Zeiss pointed out that, if we compare the FGDC standard to the ISO 19115, the former contains more input fields. "In the ISO standard," he said, "there are mandatory fields and conditional fields. The mandatory fields are required information like title, reference date, language and point of contact. The conditional fields include quality, spatial data organization and spatial reference system, The second thing -- which is probably the one that's more relevant to this discussion [about Google's Katrina images] -- is data quality … If you're dealing with property lines, for instance, you really need to know whether those lines are accurate to within plus or minus 20 meters, one meter or one centimeter. Because there could be legal implications … data quality is a conditional field, which means it has to be there if applicable."
On another front, the Open Geospatial Consortium, an international industry consortium of 339 companies, is working to develop and promulgate a set of interface specifications designed to make GIS tools interoperable. In 2001, the consortium adopted ISO 19115 as part of its Abstract Specification.
Synergist Technology Group's Smith raised a question that has no clear answer, at least for the present. "The issue usually comes up with composite datasets," he said. "For example, the Environmental Protection Agency has certain facilities data.

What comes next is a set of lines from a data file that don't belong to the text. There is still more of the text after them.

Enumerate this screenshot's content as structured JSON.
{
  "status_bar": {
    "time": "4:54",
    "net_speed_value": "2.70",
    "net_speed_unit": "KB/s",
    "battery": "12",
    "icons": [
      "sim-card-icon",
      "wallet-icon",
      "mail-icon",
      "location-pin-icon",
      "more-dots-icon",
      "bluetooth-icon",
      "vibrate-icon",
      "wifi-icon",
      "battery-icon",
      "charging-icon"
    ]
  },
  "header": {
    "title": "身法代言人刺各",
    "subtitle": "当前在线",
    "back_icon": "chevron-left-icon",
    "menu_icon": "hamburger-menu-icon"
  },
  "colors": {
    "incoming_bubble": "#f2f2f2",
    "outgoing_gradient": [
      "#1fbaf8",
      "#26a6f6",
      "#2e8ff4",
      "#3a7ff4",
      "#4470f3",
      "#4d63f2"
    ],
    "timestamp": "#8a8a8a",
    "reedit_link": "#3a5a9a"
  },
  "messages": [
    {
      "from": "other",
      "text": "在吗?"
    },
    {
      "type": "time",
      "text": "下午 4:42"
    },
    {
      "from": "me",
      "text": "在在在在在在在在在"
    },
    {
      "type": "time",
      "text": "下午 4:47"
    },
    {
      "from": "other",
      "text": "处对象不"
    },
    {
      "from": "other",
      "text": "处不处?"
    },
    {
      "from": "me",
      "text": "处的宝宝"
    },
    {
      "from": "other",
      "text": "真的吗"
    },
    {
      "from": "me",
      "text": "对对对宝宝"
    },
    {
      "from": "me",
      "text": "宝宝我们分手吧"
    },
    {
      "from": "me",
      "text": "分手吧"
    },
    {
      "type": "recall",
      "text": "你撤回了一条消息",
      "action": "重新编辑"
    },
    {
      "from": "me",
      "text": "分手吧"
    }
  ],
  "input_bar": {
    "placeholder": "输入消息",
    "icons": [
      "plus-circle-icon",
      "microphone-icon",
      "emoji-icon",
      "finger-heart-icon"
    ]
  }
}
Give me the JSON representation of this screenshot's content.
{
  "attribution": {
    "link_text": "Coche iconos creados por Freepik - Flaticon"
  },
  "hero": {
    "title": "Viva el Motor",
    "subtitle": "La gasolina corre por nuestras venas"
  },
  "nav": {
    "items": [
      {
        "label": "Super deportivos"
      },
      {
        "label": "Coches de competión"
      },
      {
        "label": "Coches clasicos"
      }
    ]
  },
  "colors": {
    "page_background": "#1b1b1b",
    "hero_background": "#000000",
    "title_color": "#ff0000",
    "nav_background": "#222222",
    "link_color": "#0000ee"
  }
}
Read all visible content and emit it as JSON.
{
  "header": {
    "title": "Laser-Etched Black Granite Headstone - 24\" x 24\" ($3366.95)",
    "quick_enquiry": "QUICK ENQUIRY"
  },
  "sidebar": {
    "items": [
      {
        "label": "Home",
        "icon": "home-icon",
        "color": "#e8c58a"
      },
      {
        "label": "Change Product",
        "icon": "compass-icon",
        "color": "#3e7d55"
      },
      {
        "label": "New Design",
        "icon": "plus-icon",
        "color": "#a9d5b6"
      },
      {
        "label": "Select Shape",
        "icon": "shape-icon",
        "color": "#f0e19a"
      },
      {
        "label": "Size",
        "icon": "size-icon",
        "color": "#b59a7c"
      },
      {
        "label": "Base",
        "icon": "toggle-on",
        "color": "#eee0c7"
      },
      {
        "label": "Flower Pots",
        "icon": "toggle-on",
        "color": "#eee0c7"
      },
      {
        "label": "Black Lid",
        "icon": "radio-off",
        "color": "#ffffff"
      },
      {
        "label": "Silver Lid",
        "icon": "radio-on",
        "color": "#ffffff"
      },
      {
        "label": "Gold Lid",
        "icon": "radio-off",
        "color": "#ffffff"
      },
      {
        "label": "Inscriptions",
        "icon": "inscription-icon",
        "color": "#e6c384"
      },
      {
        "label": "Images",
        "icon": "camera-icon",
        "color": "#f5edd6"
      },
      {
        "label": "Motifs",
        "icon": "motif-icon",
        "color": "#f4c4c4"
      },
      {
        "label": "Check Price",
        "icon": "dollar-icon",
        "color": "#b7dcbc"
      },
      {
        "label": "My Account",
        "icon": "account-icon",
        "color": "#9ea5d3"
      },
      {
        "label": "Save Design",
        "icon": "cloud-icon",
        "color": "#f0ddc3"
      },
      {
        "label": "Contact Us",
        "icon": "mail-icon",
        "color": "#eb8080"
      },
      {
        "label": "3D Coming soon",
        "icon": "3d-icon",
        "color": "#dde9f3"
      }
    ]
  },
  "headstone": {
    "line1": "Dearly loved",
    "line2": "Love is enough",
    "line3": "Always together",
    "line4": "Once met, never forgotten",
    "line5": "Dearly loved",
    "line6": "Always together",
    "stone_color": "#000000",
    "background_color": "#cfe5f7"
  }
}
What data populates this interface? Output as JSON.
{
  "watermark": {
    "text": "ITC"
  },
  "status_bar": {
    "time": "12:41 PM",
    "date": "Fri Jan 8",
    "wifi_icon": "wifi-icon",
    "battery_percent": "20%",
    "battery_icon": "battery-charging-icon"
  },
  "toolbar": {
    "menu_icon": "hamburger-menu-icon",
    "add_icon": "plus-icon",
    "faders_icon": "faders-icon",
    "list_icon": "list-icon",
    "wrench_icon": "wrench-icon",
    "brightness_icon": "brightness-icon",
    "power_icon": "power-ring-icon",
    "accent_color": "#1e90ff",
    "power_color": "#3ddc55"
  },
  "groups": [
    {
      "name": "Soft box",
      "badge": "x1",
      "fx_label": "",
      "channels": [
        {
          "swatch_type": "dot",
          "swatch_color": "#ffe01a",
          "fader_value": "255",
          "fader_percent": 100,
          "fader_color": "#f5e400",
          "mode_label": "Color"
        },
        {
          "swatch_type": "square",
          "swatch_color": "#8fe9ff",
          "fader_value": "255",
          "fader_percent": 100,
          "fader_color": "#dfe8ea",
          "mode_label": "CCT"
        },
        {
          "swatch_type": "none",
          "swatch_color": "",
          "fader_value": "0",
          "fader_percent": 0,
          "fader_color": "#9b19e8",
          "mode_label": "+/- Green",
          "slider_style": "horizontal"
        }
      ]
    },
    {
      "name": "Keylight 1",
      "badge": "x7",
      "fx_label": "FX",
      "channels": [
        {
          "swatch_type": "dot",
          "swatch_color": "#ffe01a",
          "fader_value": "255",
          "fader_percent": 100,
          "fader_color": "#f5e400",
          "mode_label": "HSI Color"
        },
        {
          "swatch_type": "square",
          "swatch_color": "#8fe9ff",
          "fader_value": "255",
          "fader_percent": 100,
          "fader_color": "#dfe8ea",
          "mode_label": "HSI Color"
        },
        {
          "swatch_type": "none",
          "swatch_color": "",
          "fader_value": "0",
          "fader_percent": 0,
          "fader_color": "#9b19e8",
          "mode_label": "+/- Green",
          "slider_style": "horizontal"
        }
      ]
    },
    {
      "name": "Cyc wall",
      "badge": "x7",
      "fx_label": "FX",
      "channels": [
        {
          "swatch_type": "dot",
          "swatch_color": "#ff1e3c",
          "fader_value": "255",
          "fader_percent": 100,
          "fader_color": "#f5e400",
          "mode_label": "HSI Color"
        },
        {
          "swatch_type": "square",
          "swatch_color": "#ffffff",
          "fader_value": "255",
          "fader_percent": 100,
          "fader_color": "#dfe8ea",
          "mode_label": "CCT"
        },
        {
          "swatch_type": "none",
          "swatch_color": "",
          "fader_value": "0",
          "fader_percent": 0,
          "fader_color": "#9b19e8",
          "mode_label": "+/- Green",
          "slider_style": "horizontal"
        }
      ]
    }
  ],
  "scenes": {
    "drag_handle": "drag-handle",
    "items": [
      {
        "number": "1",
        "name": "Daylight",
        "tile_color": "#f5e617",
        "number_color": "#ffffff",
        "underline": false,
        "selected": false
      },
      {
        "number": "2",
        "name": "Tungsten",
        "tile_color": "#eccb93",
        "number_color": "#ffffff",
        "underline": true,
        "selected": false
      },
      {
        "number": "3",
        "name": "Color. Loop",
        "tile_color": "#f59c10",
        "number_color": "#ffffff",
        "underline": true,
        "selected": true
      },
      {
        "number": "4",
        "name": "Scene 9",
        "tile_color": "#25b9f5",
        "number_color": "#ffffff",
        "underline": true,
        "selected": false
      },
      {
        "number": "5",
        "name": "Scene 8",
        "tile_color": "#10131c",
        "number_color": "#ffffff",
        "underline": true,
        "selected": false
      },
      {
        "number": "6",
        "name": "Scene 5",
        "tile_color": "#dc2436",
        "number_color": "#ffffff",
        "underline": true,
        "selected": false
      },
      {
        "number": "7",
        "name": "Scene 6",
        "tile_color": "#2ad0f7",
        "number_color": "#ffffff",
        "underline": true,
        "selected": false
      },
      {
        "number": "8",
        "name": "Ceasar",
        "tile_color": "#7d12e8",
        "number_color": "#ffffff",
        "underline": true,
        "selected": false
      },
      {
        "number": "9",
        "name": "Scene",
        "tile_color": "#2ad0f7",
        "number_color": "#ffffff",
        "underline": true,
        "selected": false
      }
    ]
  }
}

They get this from a wide variety of facilities, regulated under different programs -- for permit issuing, water quality, toxic release inventory and others. So if they aggregate several sources into a single file, it might have different lat/long readings and multiple points, all associated with the same facility but collected at different times, for different purposes and by a variety of different data collection methods -- GPS, photo interpolation and so on. You might not even be able to make sense of those by looking at the consolidated metadata. You might also need to separately see the records of each component."
He suggests that, in some instances, metadata elements may need to be embedded at record level because file-level metadata can be, at best, only an aggregated rollup.“If [the data providers] know certain points and polygons are collected by GPS and others by photo interpolation, they can assign codes to each, so even though there are all those points of varying accuracy, the user can filter them accordingly. So if you click on one point, you know exactly how accurate that is, compared to the others. That’s record-level metadata treatment. At file level, the provider might state the accuracy of all the points and polygons within a certain range -- for instance, by mining the file-level metadata, they can say 80% of the points were collected by GPS, and their accuracy ranges from five to 100 meters.”
As a contractor involved in GIS work for Katrina cleanup, Smith praises Google for putting up the infrastructure necessary to deliver free maps over the Web, a service of significant value and importance to the first responders and relief agencies. Though he can't fully fathom Google's reason for switching its general-use site back to pre-Katrina datasets, he thinks an official congressional investigation is somewhat heavy handed, especially since Google has always maintained a dedicated site with Katrina photos.
Smith is glad the whole affair serves to underscore the need for metadata to be supplied with datasets. However, he summed up the political hullabaloo as "much ado about nothing," a Shakespearean farce about mistrust and perceived betrayal that led to public blunders.